  • Erik S. Jaffe, Sole Practitioner, Erik S. Jaffe, PC
  • M. Edward Whelan III, President, Ethics and Public Policy Center

Welcome & Opening Address by Mike Lee - Event Audio/Video

2013 National Lawyers Convention
Michael S. Lee, Leonard A. Leo November 20, 2013

Mike S. LeeSenator Mike Lee of Utah opened the Federalist Society's 2013 National Lawyers Convention with an address to attendees on Thursday, November 14, at the Mayflower Hotel in Washington, DC. Senator Lee was introduced by Mr. Leonard A. Leo, Executive Vice President of the Federalist Society.
[Watch or listen now!]

Dumbing Down the Courts - Podcast

Federalism & Separation of Powers Practice Group Podcast
Curt Levey, John R. Lott Jr., Dean A. Reuter September 27, 2013

Dumbing Down the CourtsWhat has caused the increased battles over judicial confirmations?  Which nominees have had the most difficult confirmations? Using the largest, most detailed data set on judicial confirmations ever assembled, a new book, Dumbing Down the Courts: How Politics Keeps the Smartest Judges off the Bench, shows that it is the smartest/most potentially influential nominees who have had by the far the most difficult time getting confirmed.

Featuring:

  • Mr. Curt Levey, President and Executive Director, The Committee for Justice
  • Dr. John R. Lott, Jr., Author, of Dumbing Down the Courts: How Politics Keeps the Smartest Judges off the Bench
  • Moderator: Dean Reuter, Vice President and Director of Practice Groups, The Federalist Society

[Listen now!]

ABA Urges Confirmation of Judicial Nominees

ABA Watch August 2012
August 03, 2012

ABA Urges Confirmation of Judicial NomineesOn June 20, the ABA sent a letter to Senate Majority Leader Harry Reid and Senate Minority Leader Mitch McConnell voicing its concerns about the slow pace of the judicial confirmation process. The ABA is concerned that judicial nominations will come to a halt because of the so-called “Leahy-Thurmond Rule,” in which the Senate stops confirming “long-standing” judicial nominees during a presidential election year. The last circuit-court nominees were confirmed in June during the 2004 and 2008 presidential campaigns, and in July during the 2000 campaign... [Read more!]

ABA Weighs in on Judicial Selection

ABA Watch August 2012
August 03, 2012

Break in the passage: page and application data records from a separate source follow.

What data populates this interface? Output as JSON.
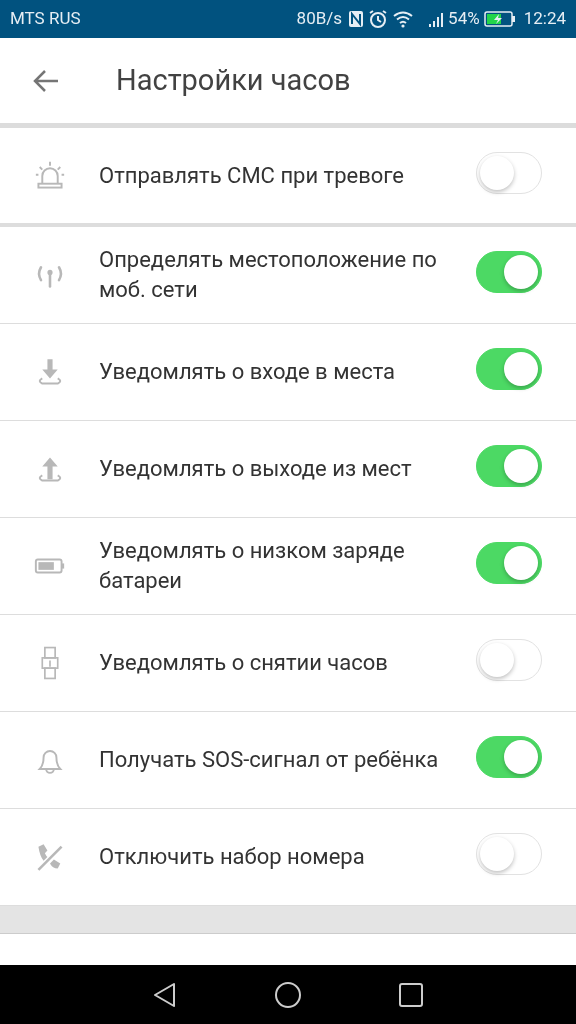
{
  "status_bar": {
    "carrier": "MTS RUS",
    "speed": "80B/s",
    "battery_percent": "54%",
    "time": "12:24"
  },
  "header": {
    "title": "Настройки часов"
  },
  "settings": [
    {
      "label": "Отправлять СМС при тревоге",
      "on": false
    },
    {
      "label": "Определять местоположение по моб. сети",
      "on": true
    },
    {
      "label": "Уведомлять о входе в места",
      "on": true
    },
    {
      "label": "Уведомлять о выходе из мест",
      "on": true
    },
    {
      "label": "Уведомлять о низком заряде батареи",
      "on": true
    },
    {
      "label": "Уведомлять о снятии часов",
      "on": false
    },
    {
      "label": "Получать SOS-сигнал от ребёнка",
      "on": true
    },
    {
      "label": "Отключить набор номера",
      "on": false
    }
  ]
}
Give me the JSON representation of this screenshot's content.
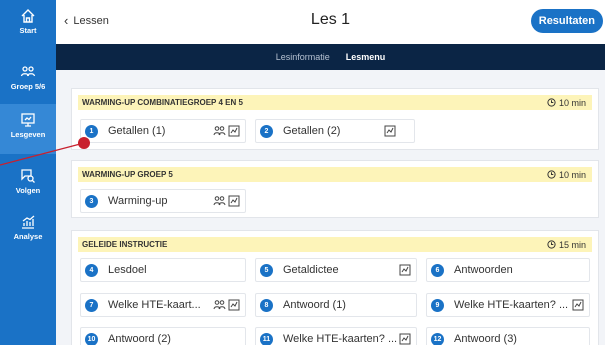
{
  "sidebar": {
    "items": [
      {
        "label": "Start",
        "icon": "home-icon"
      },
      {
        "label": "Groep 5/6",
        "icon": "group-icon"
      },
      {
        "label": "Lesgeven",
        "icon": "presentation-icon",
        "active": true
      },
      {
        "label": "Volgen",
        "icon": "chat-search-icon"
      },
      {
        "label": "Analyse",
        "icon": "chart-icon"
      }
    ]
  },
  "header": {
    "back_label": "Lessen",
    "title": "Les 1",
    "results_label": "Resultaten"
  },
  "subnav": {
    "tabs": [
      {
        "label": "Lesinformatie",
        "active": false
      },
      {
        "label": "Lesmenu",
        "active": true
      }
    ]
  },
  "sections": [
    {
      "title": "WARMING-UP COMBINATIEGROEP 4 EN 5",
      "time": "10 min",
      "items": [
        {
          "num": "1",
          "label": "Getallen (1)",
          "icons": [
            "group-icon",
            "board-icon"
          ]
        },
        {
          "num": "2",
          "label": "Getallen (2)",
          "icons": [
            "board-icon"
          ]
        }
      ]
    },
    {
      "title": "WARMING-UP GROEP 5",
      "time": "10 min",
      "items": [
        {
          "num": "3",
          "label": "Warming-up",
          "icons": [
            "group-icon",
            "board-icon"
          ]
        }
      ]
    },
    {
      "title": "GELEIDE INSTRUCTIE",
      "time": "15 min",
      "items": [
        {
          "num": "4",
          "label": "Lesdoel",
          "icons": []
        },
        {
          "num": "5",
          "label": "Getaldictee",
          "icons": [
            "board-icon"
          ]
        },
        {
          "num": "6",
          "label": "Antwoorden",
          "icons": []
        },
        {
          "num": "7",
          "label": "Welke HTE-kaart...",
          "icons": [
            "group-icon",
            "board-icon"
          ]
        },
        {
          "num": "8",
          "label": "Antwoord (1)",
          "icons": []
        },
        {
          "num": "9",
          "label": "Welke HTE-kaarten? ...",
          "icons": [
            "board-icon"
          ]
        },
        {
          "num": "10",
          "label": "Antwoord (2)",
          "icons": []
        },
        {
          "num": "11",
          "label": "Welke HTE-kaarten? ...",
          "icons": [
            "board-icon"
          ]
        },
        {
          "num": "12",
          "label": "Antwoord (3)",
          "icons": []
        }
      ]
    }
  ],
  "colors": {
    "brand": "#1a72c6",
    "subnav": "#0b2545",
    "section_head": "#fdf4b9",
    "annotation": "#c8202e"
  }
}
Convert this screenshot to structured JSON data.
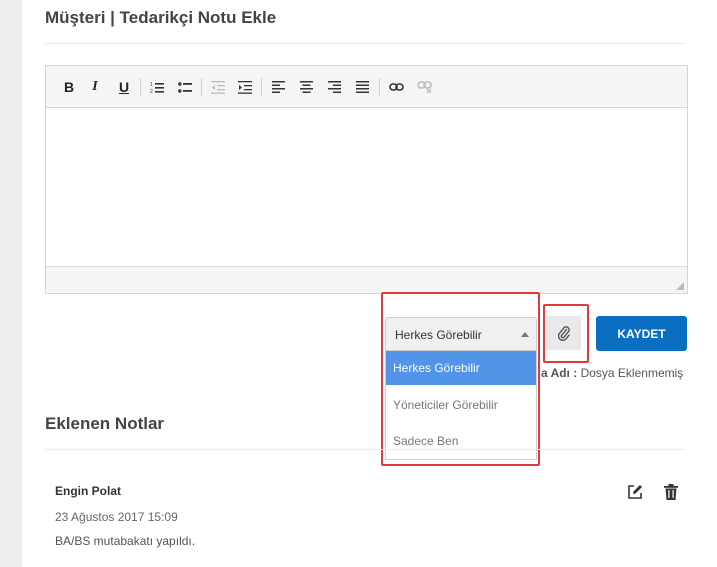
{
  "form": {
    "title": "Müşteri | Tedarikçi Notu Ekle"
  },
  "editor": {
    "toolbar": [
      "bold",
      "italic",
      "underline",
      "ordered-list",
      "unordered-list",
      "outdent",
      "indent",
      "align-left",
      "align-center",
      "align-right",
      "justify",
      "link",
      "unlink"
    ],
    "bold_label": "B",
    "italic_label": "I",
    "underline_label": "U"
  },
  "visibility": {
    "selected": "Herkes Görebilir",
    "options": [
      "Herkes Görebilir",
      "Yöneticiler Görebilir",
      "Sadece Ben"
    ]
  },
  "actions": {
    "save_label": "KAYDET",
    "attach_icon": "paperclip-icon"
  },
  "file": {
    "label": "a Adı :",
    "value": "Dosya Eklenmemiş"
  },
  "notes": {
    "title": "Eklenen Notlar",
    "items": [
      {
        "author": "Engin Polat",
        "date": "23 Ağustos 2017 15:09",
        "text": "BA/BS mutabakatı yapıldı."
      }
    ]
  },
  "colors": {
    "accent": "#0a6fc2",
    "selected_option": "#5294e8",
    "highlight_frame": "#e03b3b"
  }
}
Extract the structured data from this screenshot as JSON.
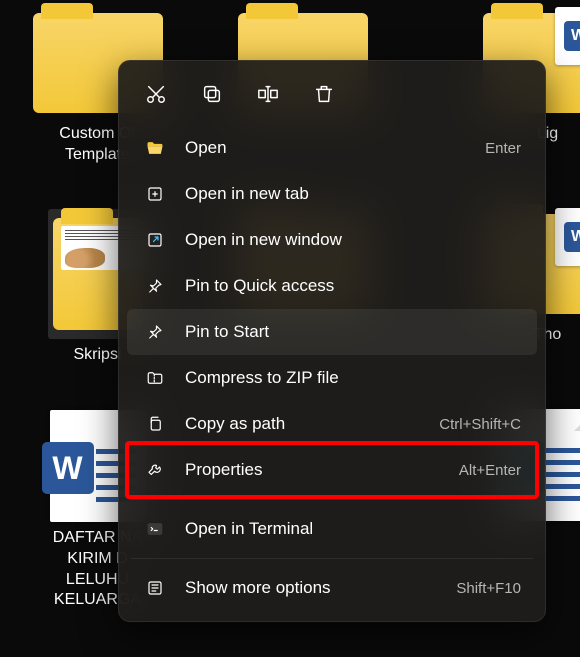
{
  "desktop": {
    "items": [
      {
        "label": "Custom Of\nTemplate"
      },
      {
        "label": ""
      },
      {
        "label": "Lig"
      },
      {
        "label": "Skripsi"
      },
      {
        "label": ""
      },
      {
        "label": "Tho"
      },
      {
        "label": "DAFTAR NA\nKIRIM D\nLELUHU\nKELUARGA "
      },
      {
        "label": ""
      }
    ]
  },
  "context_menu": {
    "quick_actions": [
      "cut",
      "copy",
      "rename",
      "delete"
    ],
    "items": [
      {
        "icon": "folder-open-icon",
        "label": "Open",
        "hint": "Enter"
      },
      {
        "icon": "new-tab-icon",
        "label": "Open in new tab",
        "hint": ""
      },
      {
        "icon": "external-icon",
        "label": "Open in new window",
        "hint": ""
      },
      {
        "icon": "pin-icon",
        "label": "Pin to Quick access",
        "hint": ""
      },
      {
        "icon": "pin-start-icon",
        "label": "Pin to Start",
        "hint": "",
        "hovered": true
      },
      {
        "icon": "zip-icon",
        "label": "Compress to ZIP file",
        "hint": ""
      },
      {
        "icon": "copypath-icon",
        "label": "Copy as path",
        "hint": "Ctrl+Shift+C"
      },
      {
        "icon": "wrench-icon",
        "label": "Properties",
        "hint": "Alt+Enter",
        "highlight": true
      },
      {
        "icon": "terminal-icon",
        "label": "Open in Terminal",
        "hint": ""
      },
      {
        "icon": "more-icon",
        "label": "Show more options",
        "hint": "Shift+F10"
      }
    ],
    "separators_after": [
      7,
      8
    ]
  },
  "colors": {
    "folder": "#f3c838",
    "word_blue": "#2b579a",
    "highlight": "#ff0000",
    "menu_bg": "#201e1c"
  }
}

ABA Weighs in on Judicial SelectionThe ABA has long supported “merit” selection in appointing state-court judges over elections or the federal model. Former American Bar Association President Alfred Carlton convened the Commission on the 21st Century Judiciary in 2003 to study state judicial systems. The Commission was created to “provide a framework and ABA policy that enable the Association to defuse the escalating partisan battle over American courts; to accommodate the principles of merit selection in a new model of judicial selection that minimizes the escalating politicization.” In its report to the ABA, the Commission described recommendations for states to improve their judicial-selection processes so as to avoid this “politicization.” The Commission’s recommendations, adopted by the ABA, state that the “preferred system of state court judicial selection is a commission-based appointive system.” The recommendations go on to describe a Missouri Plan-style appointment system where judges are appointed by the governor from among those on a list of candidates compiled by a commission. These judges would ideally be immune to removal from their positions save for cases of misconduct... [Read more!]